[Data records]

━━━━━━

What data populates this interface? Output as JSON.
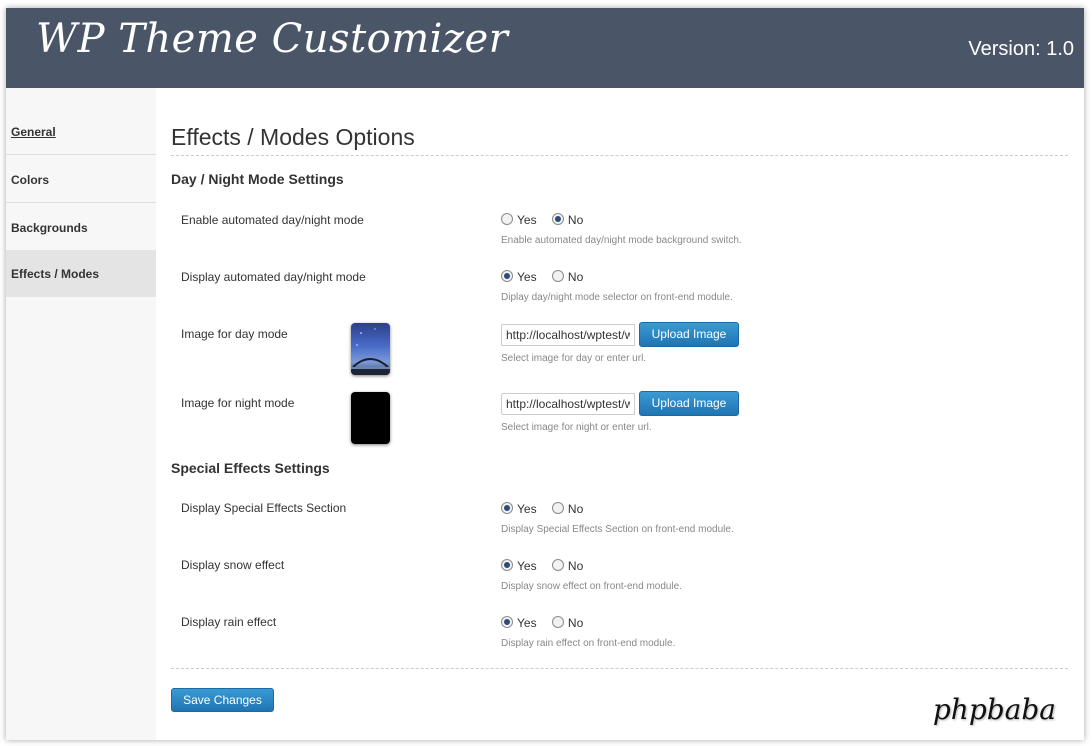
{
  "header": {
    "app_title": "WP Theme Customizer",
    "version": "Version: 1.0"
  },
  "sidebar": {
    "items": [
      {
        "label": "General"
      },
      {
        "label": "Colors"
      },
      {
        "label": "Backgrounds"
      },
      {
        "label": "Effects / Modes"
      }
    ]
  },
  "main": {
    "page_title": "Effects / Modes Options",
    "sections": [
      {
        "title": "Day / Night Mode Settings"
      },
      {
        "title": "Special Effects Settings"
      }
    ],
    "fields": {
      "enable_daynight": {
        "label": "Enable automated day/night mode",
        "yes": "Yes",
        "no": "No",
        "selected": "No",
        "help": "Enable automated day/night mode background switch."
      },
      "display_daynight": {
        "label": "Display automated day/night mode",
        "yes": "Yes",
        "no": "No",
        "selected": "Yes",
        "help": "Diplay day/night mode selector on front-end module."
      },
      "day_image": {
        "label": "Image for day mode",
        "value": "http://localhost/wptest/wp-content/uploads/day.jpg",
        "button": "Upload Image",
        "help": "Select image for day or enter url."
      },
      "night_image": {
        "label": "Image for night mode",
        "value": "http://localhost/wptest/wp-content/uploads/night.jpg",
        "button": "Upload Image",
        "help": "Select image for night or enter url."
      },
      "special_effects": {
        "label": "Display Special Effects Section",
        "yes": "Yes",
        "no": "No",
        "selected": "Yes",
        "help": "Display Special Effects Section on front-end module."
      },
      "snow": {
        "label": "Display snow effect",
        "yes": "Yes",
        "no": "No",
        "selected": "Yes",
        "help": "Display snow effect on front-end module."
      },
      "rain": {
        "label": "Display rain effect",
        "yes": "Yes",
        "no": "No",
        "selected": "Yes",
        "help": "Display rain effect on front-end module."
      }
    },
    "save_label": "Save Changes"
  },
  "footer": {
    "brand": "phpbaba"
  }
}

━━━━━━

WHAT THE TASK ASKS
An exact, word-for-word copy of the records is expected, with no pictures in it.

ANSWER TO THE EXERCISE
What data populates this interface? Output as JSON.
{
  "header": {
    "app_title": "WP Theme Customizer",
    "version": "Version: 1.0"
  },
  "sidebar": {
    "items": [
      {
        "label": "General"
      },
      {
        "label": "Colors"
      },
      {
        "label": "Backgrounds"
      },
      {
        "label": "Effects / Modes"
      }
    ]
  },
  "main": {
    "page_title": "Effects / Modes Options",
    "sections": [
      {
        "title": "Day / Night Mode Settings"
      },
      {
        "title": "Special Effects Settings"
      }
    ],
    "fields": {
      "enable_daynight": {
        "label": "Enable automated day/night mode",
        "yes": "Yes",
        "no": "No",
        "selected": "No",
        "help": "Enable automated day/night mode background switch."
      },
      "display_daynight": {
        "label": "Display automated day/night mode",
        "yes": "Yes",
        "no": "No",
        "selected": "Yes",
        "help": "Diplay day/night mode selector on front-end module."
      },
      "day_image": {
        "label": "Image for day mode",
        "value": "http://localhost/wptest/wp-content/uploads/day.jpg",
        "button": "Upload Image",
        "help": "Select image for day or enter url."
      },
      "night_image": {
        "label": "Image for night mode",
        "value": "http://localhost/wptest/wp-content/uploads/night.jpg",
        "button": "Upload Image",
        "help": "Select image for night or enter url."
      },
      "special_effects": {
        "label": "Display Special Effects Section",
        "yes": "Yes",
        "no": "No",
        "selected": "Yes",
        "help": "Display Special Effects Section on front-end module."
      },
      "snow": {
        "label": "Display snow effect",
        "yes": "Yes",
        "no": "No",
        "selected": "Yes",
        "help": "Display snow effect on front-end module."
      },
      "rain": {
        "label": "Display rain effect",
        "yes": "Yes",
        "no": "No",
        "selected": "Yes",
        "help": "Display rain effect on front-end module."
      }
    },
    "save_label": "Save Changes"
  },
  "footer": {
    "brand": "phpbaba"
  }
}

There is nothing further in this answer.